### EXERCISE
Which lines have the string "Output"? Copy all of them from the entries below.

### EXTRACTED RECORDS
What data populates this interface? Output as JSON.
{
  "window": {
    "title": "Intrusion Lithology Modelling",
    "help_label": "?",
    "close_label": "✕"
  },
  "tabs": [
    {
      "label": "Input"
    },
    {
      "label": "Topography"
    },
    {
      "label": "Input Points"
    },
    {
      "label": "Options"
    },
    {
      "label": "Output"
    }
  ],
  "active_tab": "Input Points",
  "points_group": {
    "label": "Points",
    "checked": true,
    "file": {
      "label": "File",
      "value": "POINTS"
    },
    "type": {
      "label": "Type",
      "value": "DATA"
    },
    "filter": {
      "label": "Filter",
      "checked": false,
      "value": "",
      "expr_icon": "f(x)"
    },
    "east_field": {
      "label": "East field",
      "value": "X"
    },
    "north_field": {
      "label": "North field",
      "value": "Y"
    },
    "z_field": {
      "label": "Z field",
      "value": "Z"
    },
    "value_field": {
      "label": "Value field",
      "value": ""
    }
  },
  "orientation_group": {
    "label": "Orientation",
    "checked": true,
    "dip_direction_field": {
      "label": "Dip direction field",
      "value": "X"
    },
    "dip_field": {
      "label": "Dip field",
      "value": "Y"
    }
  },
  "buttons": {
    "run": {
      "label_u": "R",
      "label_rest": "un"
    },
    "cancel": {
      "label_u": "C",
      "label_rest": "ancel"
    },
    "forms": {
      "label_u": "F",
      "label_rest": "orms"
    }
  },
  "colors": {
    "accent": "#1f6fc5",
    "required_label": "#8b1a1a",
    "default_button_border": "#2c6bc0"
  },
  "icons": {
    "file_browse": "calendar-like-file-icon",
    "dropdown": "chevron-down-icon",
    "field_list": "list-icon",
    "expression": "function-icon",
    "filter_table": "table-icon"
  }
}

### ANSWER SECTION
What data populates this interface? Output as JSON.
      "label": "Output"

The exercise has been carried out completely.